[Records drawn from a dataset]
======

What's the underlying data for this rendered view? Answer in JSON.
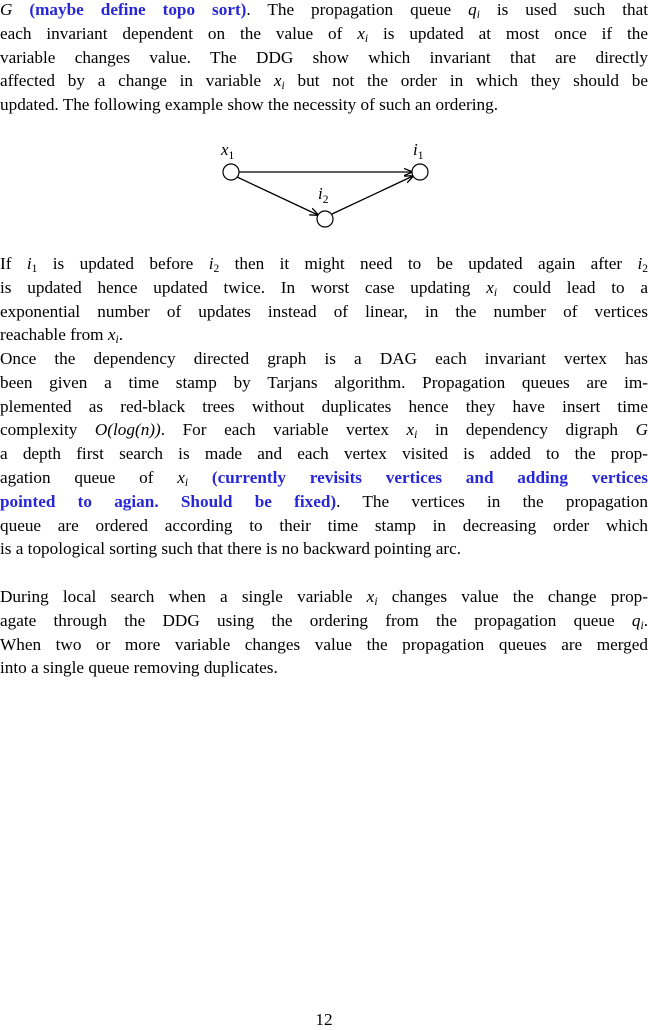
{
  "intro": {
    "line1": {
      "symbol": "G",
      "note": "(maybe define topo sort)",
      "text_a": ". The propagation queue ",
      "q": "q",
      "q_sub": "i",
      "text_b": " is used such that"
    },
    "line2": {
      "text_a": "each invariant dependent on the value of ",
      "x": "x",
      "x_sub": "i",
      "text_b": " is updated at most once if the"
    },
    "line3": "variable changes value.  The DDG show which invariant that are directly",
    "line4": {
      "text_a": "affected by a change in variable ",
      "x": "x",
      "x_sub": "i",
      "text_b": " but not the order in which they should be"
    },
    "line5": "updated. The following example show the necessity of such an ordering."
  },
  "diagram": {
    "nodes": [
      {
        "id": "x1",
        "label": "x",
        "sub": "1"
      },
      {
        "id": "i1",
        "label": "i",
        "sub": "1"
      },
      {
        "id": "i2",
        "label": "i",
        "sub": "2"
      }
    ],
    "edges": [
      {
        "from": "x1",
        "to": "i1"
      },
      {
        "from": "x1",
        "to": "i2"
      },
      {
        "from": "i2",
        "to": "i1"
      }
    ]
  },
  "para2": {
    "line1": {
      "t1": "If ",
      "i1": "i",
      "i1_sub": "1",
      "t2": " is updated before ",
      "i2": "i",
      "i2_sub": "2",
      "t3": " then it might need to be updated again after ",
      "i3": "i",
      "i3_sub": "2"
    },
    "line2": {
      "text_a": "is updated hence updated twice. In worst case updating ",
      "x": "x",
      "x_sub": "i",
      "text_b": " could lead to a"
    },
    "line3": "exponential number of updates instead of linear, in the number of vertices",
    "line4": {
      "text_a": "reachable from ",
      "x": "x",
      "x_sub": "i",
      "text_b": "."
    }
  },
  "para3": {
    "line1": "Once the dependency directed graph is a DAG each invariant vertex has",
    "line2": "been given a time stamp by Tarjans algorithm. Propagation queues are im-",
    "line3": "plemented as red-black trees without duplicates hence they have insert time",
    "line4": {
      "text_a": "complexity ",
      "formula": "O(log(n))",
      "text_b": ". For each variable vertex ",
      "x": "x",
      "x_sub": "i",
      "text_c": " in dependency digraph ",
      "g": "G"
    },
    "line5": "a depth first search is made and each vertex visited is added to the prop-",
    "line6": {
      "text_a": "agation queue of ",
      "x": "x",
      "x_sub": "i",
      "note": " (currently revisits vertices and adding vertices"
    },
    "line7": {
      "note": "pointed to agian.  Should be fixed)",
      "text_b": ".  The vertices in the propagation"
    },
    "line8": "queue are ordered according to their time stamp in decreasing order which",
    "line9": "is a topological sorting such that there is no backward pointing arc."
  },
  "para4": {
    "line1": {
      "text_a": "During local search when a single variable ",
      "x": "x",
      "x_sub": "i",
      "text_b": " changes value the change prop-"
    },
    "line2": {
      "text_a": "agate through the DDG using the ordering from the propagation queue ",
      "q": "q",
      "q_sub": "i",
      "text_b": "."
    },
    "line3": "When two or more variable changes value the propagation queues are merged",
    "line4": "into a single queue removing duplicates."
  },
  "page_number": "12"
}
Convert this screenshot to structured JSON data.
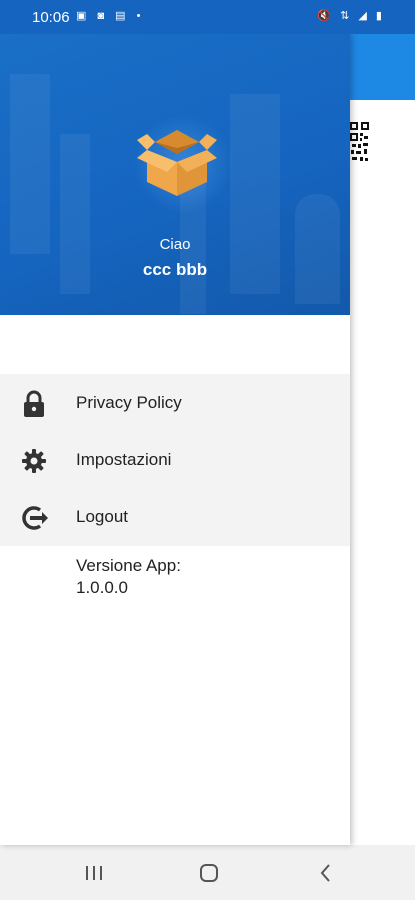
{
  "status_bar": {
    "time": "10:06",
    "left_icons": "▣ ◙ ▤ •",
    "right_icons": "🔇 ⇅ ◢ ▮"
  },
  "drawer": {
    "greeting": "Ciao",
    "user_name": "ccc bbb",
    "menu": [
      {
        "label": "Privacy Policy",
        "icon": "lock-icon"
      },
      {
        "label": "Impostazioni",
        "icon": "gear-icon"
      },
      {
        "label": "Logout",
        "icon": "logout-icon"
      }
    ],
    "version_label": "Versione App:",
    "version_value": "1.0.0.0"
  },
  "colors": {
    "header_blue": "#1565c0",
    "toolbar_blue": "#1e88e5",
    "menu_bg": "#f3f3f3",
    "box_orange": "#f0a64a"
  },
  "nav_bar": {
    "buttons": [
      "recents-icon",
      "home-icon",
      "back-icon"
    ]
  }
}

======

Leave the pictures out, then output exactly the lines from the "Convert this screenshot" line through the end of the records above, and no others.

Convert this screenshot to structured JSON data.
{
  "status_bar": {
    "time": "10:06",
    "left_icons": "▣ ◙ ▤ •",
    "right_icons": "🔇 ⇅ ◢ ▮"
  },
  "drawer": {
    "greeting": "Ciao",
    "user_name": "ccc bbb",
    "menu": [
      {
        "label": "Privacy Policy",
        "icon": "lock-icon"
      },
      {
        "label": "Impostazioni",
        "icon": "gear-icon"
      },
      {
        "label": "Logout",
        "icon": "logout-icon"
      }
    ],
    "version_label": "Versione App:",
    "version_value": "1.0.0.0"
  },
  "colors": {
    "header_blue": "#1565c0",
    "toolbar_blue": "#1e88e5",
    "menu_bg": "#f3f3f3",
    "box_orange": "#f0a64a"
  },
  "nav_bar": {
    "buttons": [
      "recents-icon",
      "home-icon",
      "back-icon"
    ]
  }
}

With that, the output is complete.